For an Intel-based Mac, click Restart from the Apple menu and press and hold the Command-R keys during the restart. When the Apple logo appears, you can release the keys.
For a Mac with Apple silicon, after clicking Restart, press and hold the power button. It can be safely released once you see the startup options window. Now, click Options (an icon with the gear) > Continue.
Once you've booted into recovery mode, click Reinstall macOS [your macOS version] and follow the on-screen instructions to do it.
If the issue persists
Earlier on, I mentioned that Apple acknowledged the random crashing issue several years ago. They have a quick support article which tells you what to do when your MacBook shuts down. They recognized that the problem occurred on different Mac models — MacBook Air, Mac mini, newer MacBook Pro models, Mac desktop computers, and Mac Pro.

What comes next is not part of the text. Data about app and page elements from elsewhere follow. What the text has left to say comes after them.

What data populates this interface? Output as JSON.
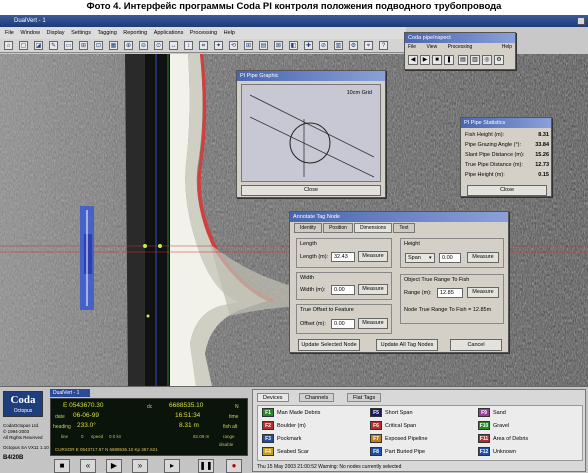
{
  "caption": "Фото 4. Интерфейс программы Coda PI контроля положения подводного трубопровода",
  "window": {
    "title": "DualVert - 1"
  },
  "menu": [
    "File",
    "Window",
    "Display",
    "Settings",
    "Tagging",
    "Reporting",
    "Applications",
    "Processing",
    "Help"
  ],
  "toolbar_glyphs": [
    "⌂",
    "▢",
    "◪",
    "✎",
    "▭",
    "⊞",
    "⊡",
    "▦",
    "⊕",
    "⊖",
    "⊙",
    "↔",
    "↕",
    "⌗",
    "✦",
    "⟲",
    "⊞",
    "▤",
    "⊠",
    "◧",
    "✚",
    "⊘",
    "▥",
    "⚙",
    "⌖",
    "?"
  ],
  "pipe_inspect": {
    "title": "Coda pipeInspect",
    "menu": [
      "File",
      "View",
      "Processing",
      "Help"
    ]
  },
  "pipe_graphic": {
    "title": "PI Pipe Graphic",
    "grid": "10cm Grid",
    "close": "Close"
  },
  "pipe_stats": {
    "title": "PI Pipe Statistics",
    "rows": [
      {
        "label": "Fish Height (m):",
        "value": "8.31"
      },
      {
        "label": "Pipe Grazing Angle (°):",
        "value": "33.84"
      },
      {
        "label": "Slant Pipe Distance (m):",
        "value": "15.26"
      },
      {
        "label": "True Pipe Distance (m):",
        "value": "12.73"
      },
      {
        "label": "Pipe Height (m):",
        "value": "0.15"
      }
    ],
    "close": "Close"
  },
  "annotate": {
    "title": "Annotate Tag Node",
    "tabs": [
      "Identity",
      "Position",
      "Dimensions",
      "Text"
    ],
    "length_group": "Length",
    "length_label": "Length (m):",
    "length_value": "32.43",
    "width_group": "Width",
    "width_label": "Width (m):",
    "width_value": "0.00",
    "offset_group": "True Offset to Feature",
    "offset_label": "Offset (m):",
    "offset_value": "0.00",
    "height_group": "Height",
    "height_mode": "Span",
    "height_value": "0.00",
    "range_group": "Object True Range To Fish",
    "range_label": "Range (m):",
    "range_value": "12.85",
    "node_range": "Node True Range To Fish = 12.85m",
    "measure": "Measure",
    "update_selected": "Update Selected Node",
    "update_all": "Update All Tag Nodes",
    "cancel": "Cancel"
  },
  "bottom": {
    "logo": "Coda",
    "logo_sub": "Octopus",
    "tab": "DualVert - 1",
    "copyright": [
      "CodaOctopus Ltd.",
      "© 1994-2003",
      "All Rights Reserved"
    ],
    "version": "Octopus SA VX11 1.10",
    "dev_code": "B4/20B"
  },
  "nav": {
    "e_left": "E 0543670.30",
    "n_left": "6688535.10",
    "e_left_unit": "dc",
    "n_left_unit": "N",
    "date_label": "date",
    "date": "06-06-99",
    "time": "16:51:34",
    "time_label": "time",
    "heading_label": "heading",
    "heading": "233.0°",
    "fish_alt": "8.31 m",
    "fish_alt_label": "fish alt",
    "line_label": "line",
    "line_value": "0",
    "range": "82.09 m",
    "range_label": "range",
    "speed_label": "speed",
    "speed": "0.0 kn",
    "disable_label": "disable",
    "cursor": "CURSOR  E 0543717.97  N 6688536.10  Kp 357.621"
  },
  "tag_panel": {
    "tabs": [
      "Devices",
      "Channels",
      "Flat Tags"
    ],
    "tags": [
      {
        "key": "F1",
        "name": "Man Made Debris",
        "color": "#2a8a2a"
      },
      {
        "key": "F5",
        "name": "Short Span",
        "color": "#1a1a6a"
      },
      {
        "key": "F9",
        "name": "Sand",
        "color": "#9a3a9a"
      },
      {
        "key": "F2",
        "name": "Boulder (m)",
        "color": "#b03030"
      },
      {
        "key": "F6",
        "name": "Critical Span",
        "color": "#b03030"
      },
      {
        "key": "F10",
        "name": "Gravel",
        "color": "#2a8a2a"
      },
      {
        "key": "F3",
        "name": "Pockmark",
        "color": "#2050a0"
      },
      {
        "key": "F7",
        "name": "Exposed Pipeline",
        "color": "#c08020"
      },
      {
        "key": "F11",
        "name": "Area of Debris",
        "color": "#b03030"
      },
      {
        "key": "F4",
        "name": "Seabed Scar",
        "color": "#c0a020"
      },
      {
        "key": "F8",
        "name": "Part Buried Pipe",
        "color": "#2050a0"
      },
      {
        "key": "F12",
        "name": "Unknown",
        "color": "#2050a0"
      }
    ],
    "status": "Thu 15 May 2003 21:00:52 Warning: No nodes currently selected"
  }
}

There were lots of discussions online where other Mac device users have had success with this and did not have to recover deleted files or seek how to recover lost data – I think it's worth a try.
If nothing helped fix Mac shutdowns, don't run to Apple retail store yet. Instead, you may need to contact Apple support or book an appointment with the nearest Apple service center.
So, there it is; I've looked at some great ways to help when your MacBook Pro keeps shutting down without having to deal with lost files or lost data. Happy troubleshooting, and come back for more articles and guides.